I wish it were possible for me to go to Northboro this spring, I have thought a great deal of it, but I do not think I shall be able to make it out, Jairus sold his horse last fall. If it were not for the expense, it would not do for both of us to leave our boarders, & Jairus would not upon any consideration let me go without him, as you know you proposed that Catherine & I should come up together. We have talked about it, but F___ could not hear to it at all. I should admire to go so, but I do not think we should do more than talk about it.
Do write soon & tell me whether you intend to come down & all about everything & believe me ever truly your affectionate sister, — Mary C. Lincoln
- Information regarding Mary Cotton Ware’s father: Henry Ware (April 1, 1764 – July 12, 1845) was a preacher and theologian influential in the formation of Unitarianism and the American Unitarian Association in the United States.

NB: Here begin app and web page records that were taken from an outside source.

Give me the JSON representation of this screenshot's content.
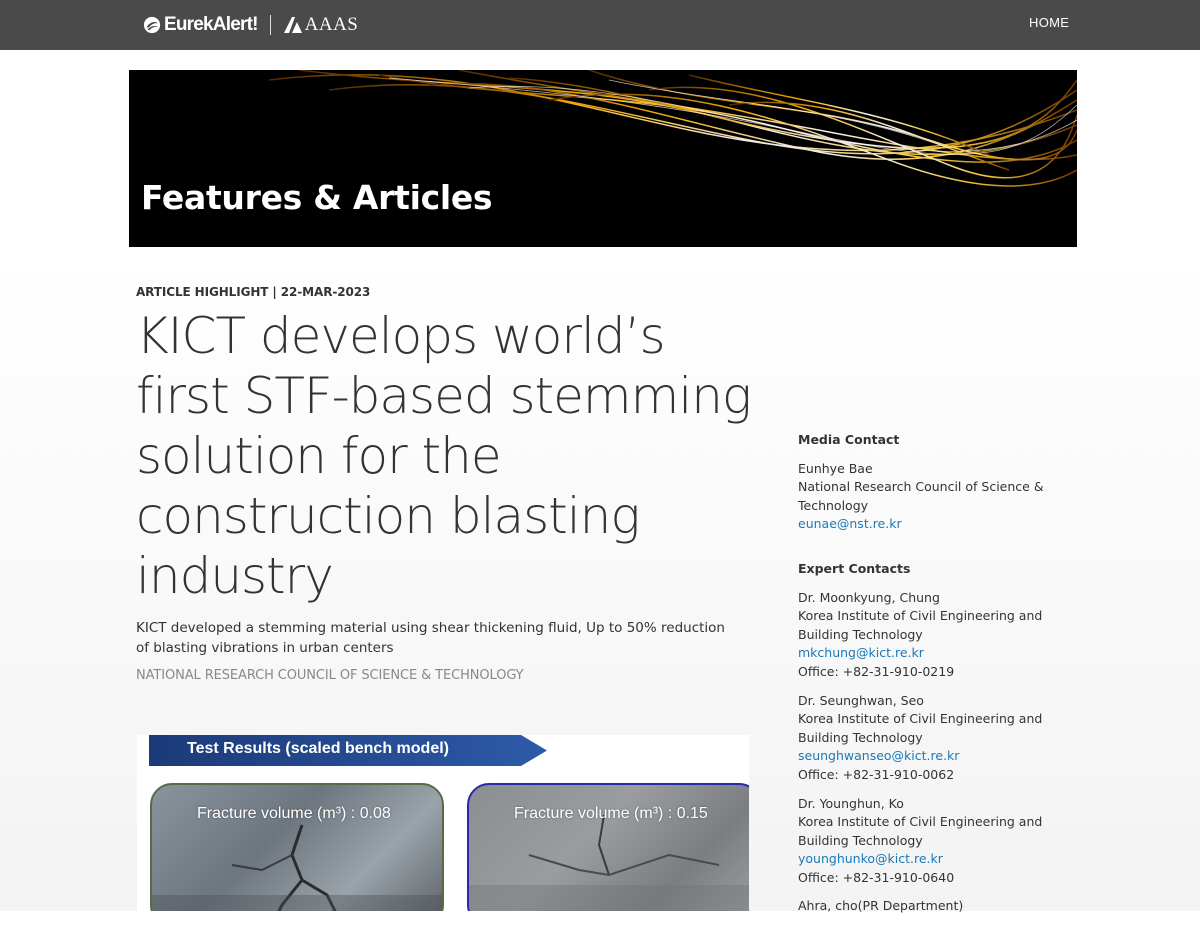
{
  "header": {
    "logo_text": "EurekAlert!",
    "partner_text": "AAAS",
    "nav_home": "HOME",
    "bar_color": "#4a4a4a"
  },
  "banner": {
    "title": "Features & Articles"
  },
  "article": {
    "meta": "ARTICLE HIGHLIGHT | 22-MAR-2023",
    "headline": "KICT develops world’s first STF-based stemming solution for the construction blasting industry",
    "subtitle": "KICT developed a stemming material using shear thickening fluid, Up to 50% reduction of blasting vibrations in urban centers",
    "source": "NATIONAL RESEARCH COUNCIL OF SCIENCE & TECHNOLOGY"
  },
  "figure": {
    "banner_text": "Test Results (scaled bench model)",
    "panels": [
      {
        "label": "Fracture volume (m³) : 0.08"
      },
      {
        "label": "Fracture volume (m³) : 0.15"
      }
    ]
  },
  "sidebar": {
    "media_contact": {
      "heading": "Media Contact",
      "name": "Eunhye Bae",
      "org": "National Research Council of Science & Technology",
      "email": "eunae@nst.re.kr"
    },
    "expert_contacts": {
      "heading": "Expert Contacts",
      "contacts": [
        {
          "name": "Dr. Moonkyung, Chung",
          "org": "Korea Institute of Civil Engineering and Building Technology",
          "email": "mkchung@kict.re.kr",
          "phone": "Office: +82-31-910-0219"
        },
        {
          "name": "Dr. Seunghwan, Seo",
          "org": "Korea Institute of Civil Engineering and Building Technology",
          "email": "seunghwanseo@kict.re.kr",
          "phone": "Office: +82-31-910-0062"
        },
        {
          "name": "Dr. Younghun, Ko",
          "org": "Korea Institute of Civil Engineering and Building Technology",
          "email": "younghunko@kict.re.kr",
          "phone": "Office: +82-31-910-0640"
        }
      ],
      "partial_next": "Ahra, cho(PR Department)"
    }
  },
  "colors": {
    "link": "#1a7ab8",
    "text": "#333333",
    "source": "#888888"
  }
}
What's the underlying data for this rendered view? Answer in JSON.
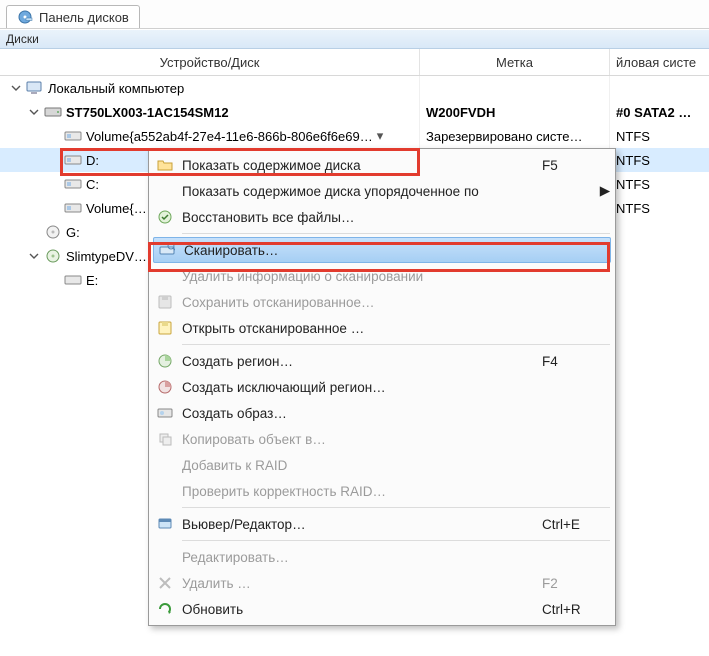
{
  "colors": {
    "highlight_row": "#d8ecff",
    "menu_highlight": "#a6cff4",
    "red_box": "#e23b2e"
  },
  "tab": {
    "label": "Панель дисков"
  },
  "subheader": {
    "label": "Диски"
  },
  "columns": {
    "c0": "Устройство/Диск",
    "c1": "Метка",
    "c2": "йловая систе"
  },
  "tree": {
    "root": {
      "label": "Локальный компьютер",
      "children": [
        {
          "label": "ST750LX003-1AC154SM12",
          "bold": true,
          "col1": "W200FVDH",
          "col1_bold": true,
          "col2": "#0 SATA2 …",
          "col2_bold": true,
          "children": [
            {
              "label": "Volume{a552ab4f-27e4-11e6-866b-806e6f6e69…",
              "col1": "Зарезервировано систе…",
              "col2": "NTFS"
            },
            {
              "label": "D:",
              "col1": "",
              "col2": "NTFS",
              "highlighted": true
            },
            {
              "label": "C:",
              "col1": "",
              "col2": "NTFS"
            },
            {
              "label": "Volume{…",
              "col1": "",
              "col2": "NTFS"
            }
          ]
        },
        {
          "label": "G:",
          "col1": "",
          "col2": ""
        },
        {
          "label": "SlimtypeDV…",
          "open": true,
          "children": [
            {
              "label": "E:",
              "col1": "",
              "col2": ""
            }
          ]
        }
      ]
    }
  },
  "context_menu": {
    "items": [
      {
        "kind": "item",
        "label": "Показать содержимое диска",
        "shortcut": "F5",
        "icon": "folder-open"
      },
      {
        "kind": "item",
        "label": "Показать содержимое диска упорядоченное по",
        "submenu": true
      },
      {
        "kind": "item",
        "label": "Восстановить все файлы…",
        "icon": "recover"
      },
      {
        "kind": "sep"
      },
      {
        "kind": "item",
        "label": "Сканировать…",
        "icon": "scan",
        "selected": true
      },
      {
        "kind": "item",
        "label": "Удалить информацию о сканировании",
        "disabled": true
      },
      {
        "kind": "item",
        "label": "Сохранить отсканированное…",
        "disabled": true,
        "icon": "save-disk"
      },
      {
        "kind": "item",
        "label": "Открыть отсканированное …",
        "icon": "open-disk"
      },
      {
        "kind": "sep"
      },
      {
        "kind": "item",
        "label": "Создать регион…",
        "shortcut": "F4",
        "icon": "region"
      },
      {
        "kind": "item",
        "label": "Создать исключающий регион…",
        "icon": "region-excl"
      },
      {
        "kind": "item",
        "label": "Создать образ…",
        "icon": "image"
      },
      {
        "kind": "item",
        "label": "Копировать объект в…",
        "disabled": true,
        "icon": "copy"
      },
      {
        "kind": "item",
        "label": "Добавить к RAID",
        "disabled": true
      },
      {
        "kind": "item",
        "label": "Проверить корректность RAID…",
        "disabled": true
      },
      {
        "kind": "sep"
      },
      {
        "kind": "item",
        "label": "Вьювер/Редактор…",
        "shortcut": "Ctrl+E",
        "icon": "viewer"
      },
      {
        "kind": "sep"
      },
      {
        "kind": "item",
        "label": "Редактировать…",
        "disabled": true
      },
      {
        "kind": "item",
        "label": "Удалить …",
        "shortcut": "F2",
        "disabled": true,
        "icon": "delete"
      },
      {
        "kind": "item",
        "label": "Обновить",
        "shortcut": "Ctrl+R",
        "icon": "refresh"
      }
    ]
  }
}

Born in Sherborn, Massachusetts, Ware was educated at Harvard College, earning his A.B. in 1785. He was from 1787 to 1805 the minister of the First Parish in Hingham, Massachusetts. In 1805 he was elected to the Hollis Chair at Harvard, precipitating a controversy between Unitarians and more conservative Calvinists. He took part in the formation of the Harvard Divinity School and the establishment of Unitarianism there in the following decades, publishing his debates with eminent Calvinists in the 1820s. His son, Henry Ware, Jr., followed his father as a Harvard Divinity professor and Unitarian theologian.
- Sydenham’s chorea or chorea minor (historically referred to as Saint Vitus Dance) is a disease characterized by rapid, uncoordinated jerking movements affecting primarily the face, feet and hands. Sydenham’s chorea (SC) results from childhood infection with Group A beta-hemolytic Streptococci and is reported to occur in 20-30% of patients with acute rheumatic fever (ARF). The disease is usually latent, occurring up to 6 months after the acute infection, but may occasionally be the presenting symptom of rheumatic fever. Sydenham’s Chorea is more common in females than males and most patients are children, below 18 years of age. Adult onset of Sydenham’s Chorea is comparatively rare and most of the adult cases are associated with exacerbation of chorea following childhood Sydenham’s Chorea.